Political Freedom: Arendt and de Tocqueville
Freedom in America emanates from the state of political freedom held by the citizens. Both Hannah Arendt and Alexis de Tocqueville provide criticism of the apparent shape freedom maintains in America as well as insight regarding how they perceive true political freedom. By using the observations and criticisms of de Tocqueville and the vision of Arendt, the position of modern America and its relation to the ideals of political freedom can be understood.
It is necessary to understand de Tocqueville's observation of equality in order to make the distinction of democracy and how freedom relates to it. According to de Tocqueville, democracy requires an initial ingredient of civil equality. Civil equality is the absence of social divisions and barriers. The necessity of equality then leads to individuals and the deconstruction of community bonds. This occurs because the presence of community requires separate social classes and dependencies based on the class relations. De Tocqueville says, "…equality places men side by side, unconnected by any common tie…" (de Tocqueville 194). Individuals' needs and desires in society evolve into individualism and the further pursuit of one's self-interest. Political liberties and freedoms are thus sacrificed in attempts to satisfy the private appetite for personal gains. De Tocqueville maintains that,
Selfishness blights the germ of all virtue; individualism, at first, only saps the virtue of public life; but, in the long run, it attacks and destroys all others, and is at length absorbed in downright selfishness.
(De Tocqueville 193)
Such selfish disassociation from society equates to tyranny of the majority under the despotic rule of centralized government because citizens no longer find reason or a feeling of responsibility in terms of a public realm that offers no direct personal reward. The collapse of public responsibilities is rooted in the growth of private desires.
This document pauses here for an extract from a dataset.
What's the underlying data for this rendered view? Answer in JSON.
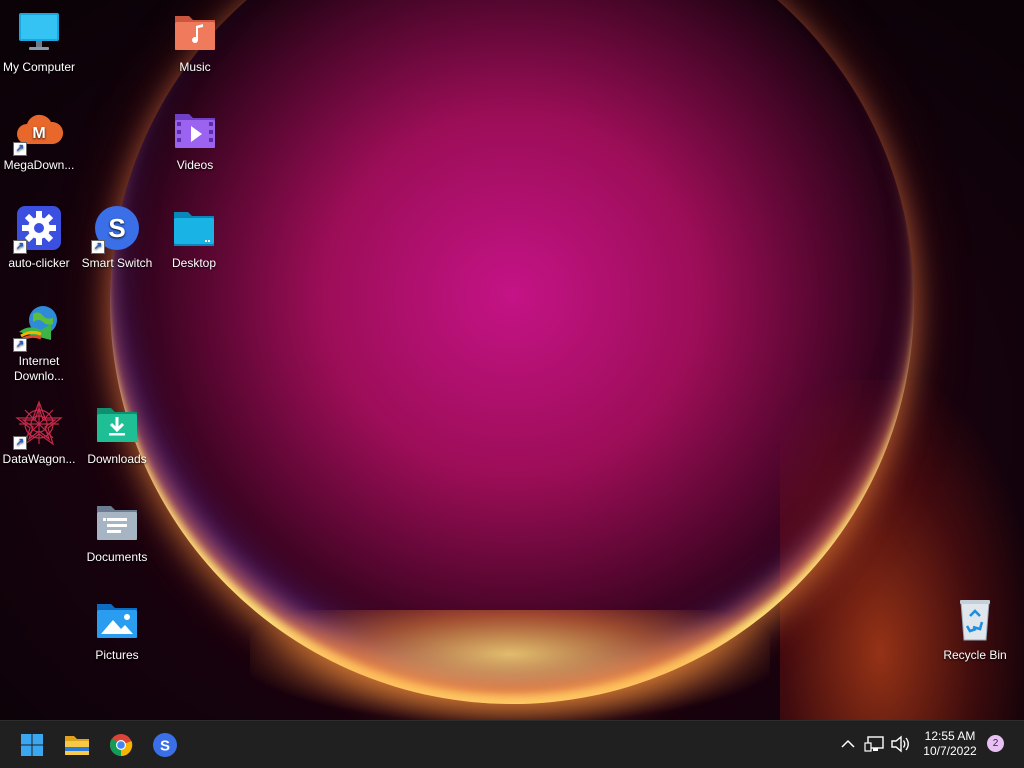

Alexis de Tocqueville takes democracy down a miserable path where citizens become divided and governments become despotic and centralized. The morals of society collapse, connections dissolve between citizens, and "freedom produces private animosities, but despotism gives birth to general indifference" (de Tocqueville 195). Democracy in America does not end in despotic centralization; it concludes with the realization of the need for political freedom and the insinuation of power into the citizens through associations. "In order to combat the evils which equality may produce, there is only one effectual remedy, --namely, political freedom (de Tocqueville 197). Political salvation in America does not seep from the national government, nor does it fester within the states themselves. De Tocqueville recognizes associations, which are the political forces beyond the sphere of institutional government, as the necessary means of...